Deontay Wilder is already talking about fighting Wladimir Klitschko in 2016.
He’s got to get there first.
After stopping Johann Duhaupas in the 11th round Saturday in a mismatch of monumental proportions, Wilder announced he was ready to take on the heavyweight champion.
“Hopefully, sometime end of next year,” he said after the fight. “We got to get these mandatories out of the way.
“People got to understand. They got to stay patient. This is a process and a business. But as long as I keep winning, which I will, and he keep winning, that should come around real soon, and we can have an undisputed heavyweight champ of the world, which is me, baby.”
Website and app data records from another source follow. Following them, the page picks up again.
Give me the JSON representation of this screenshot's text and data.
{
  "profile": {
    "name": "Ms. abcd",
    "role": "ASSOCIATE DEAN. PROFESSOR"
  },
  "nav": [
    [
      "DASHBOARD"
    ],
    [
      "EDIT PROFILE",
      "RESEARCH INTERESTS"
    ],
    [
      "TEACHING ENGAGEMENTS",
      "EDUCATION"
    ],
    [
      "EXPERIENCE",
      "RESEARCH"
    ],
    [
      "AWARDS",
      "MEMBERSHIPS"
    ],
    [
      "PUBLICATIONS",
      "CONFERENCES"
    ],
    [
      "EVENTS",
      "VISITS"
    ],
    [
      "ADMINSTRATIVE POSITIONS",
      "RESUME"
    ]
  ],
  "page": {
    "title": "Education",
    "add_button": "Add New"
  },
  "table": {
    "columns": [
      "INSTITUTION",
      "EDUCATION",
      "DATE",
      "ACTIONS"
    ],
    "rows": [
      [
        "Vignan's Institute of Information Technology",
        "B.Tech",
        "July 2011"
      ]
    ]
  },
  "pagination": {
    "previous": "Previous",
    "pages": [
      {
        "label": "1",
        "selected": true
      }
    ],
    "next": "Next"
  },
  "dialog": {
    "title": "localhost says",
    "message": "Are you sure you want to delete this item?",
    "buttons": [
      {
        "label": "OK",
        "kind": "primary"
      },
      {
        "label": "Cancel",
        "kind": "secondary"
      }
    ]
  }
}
There are a couple problems with that statement. First, while corrupt organizations with three-letter names might argue otherwise, there is no dispute over the heavyweight championship. Klitschko holds it, as he has done for almost a decade now.
When Vitali Klitschko retired, the WBC decided the best fighters to contest the vacant title were Bermane Stiverne and Chris Arreola, which tells you everything you need to know about the WBC and the title Wilder now holds.
Second, while Wilder breezes past “these mandatories” that he has to brush aside, he’s whistling past the graveyard. Before he gets a shot at the champ, Wilder is scheduled to fight Alexander Povetkin early next year, and that’s a much tougher fight than anything he’s seen in his 35-fight career.
Povetkin has a tough fight in November with Poland’s Mariusz Wach, but if he gets past that, he’ll be ready for Wilder. The Russian is 29-1, and his only loss is a lopsided decision at the hands of Wladimir Klitschko. He’s not a superstar, but he’s generally considered the second-best active heavyweight and will be a massive test for Wilder.
Of course, that’s assuming the fight actually takes place. In the world of boxing, “mandatory” rarely means what it means in the dictionary. Wilder has a history of ducking tough opposition – his first two WBC defenses have been against a pair of totally unqualified contenders in Eric Molina and Duhaupas – and there are multiple ways to make a mandatory defense go away.
The easiest way is with a bag of money. If Wilder’s management team reaches a deal for a big-money fight with Klitschko, they can easily fill a suitcase with cash in order for Povetkin to forget he’s due a shot at the WBC belt. That might not work, though. The Russian probably doesn’t care about Wilder’s belt, but he knows that beating the American will get him another fight with the champ.
If all else fails, Wilder can use the old trick of throwing the WBC belt in the garbage and announcing that the only title he cares about is Klitschko’s. That has multiple advantages: it would be the truth, it would put an alphabet belt in a trash can, and it would eliminate the need to fight Povetkin.
Wilder’s plan going forward depends on what he and his handlers think he’s going to accomplish. If all they are after is a big-money fight with Klitschko, they will do anything they can to get out of the Povetkin fight. However, if they actually want to prepare him to beat Klitschko and have a meaningful run with the heavyweight title, they need to take the fight.
The best fighter Wilder has ever faced is Stiverne, and having seem him fight in person, he’s not much. He might be one of the 15 best heavyweights in the world, but that’s about it. Klitschko uses better fighters for sparring practice.
In an ideal situation, Wilder would have fought better fighters in his two title defenses, preparing him as well as possible for the step in class that he’ll be taking against Povetkin and Kiltschko. Instead, they went with two easy paydays in Molina and Duhaupas.
Now they’ve painted themselves into a corner. Wilder either has to go into the Klitschko fight without having ever faced another top-10 fighter, or he has to take the risk of fighting Povetkin. The latter course is dangerous – there’s no guarantee that Wilder can beat the Russian, but if he can’t, he doesn’t have a chance against Klitschko.
I hope Wilder and his handlers do the right thing. Take the mandatory defense with Povetkin, then go after the champion with some tough rounds under his belt. Don’t take the easy way out, and sacrifice his shot at the title for quick cash.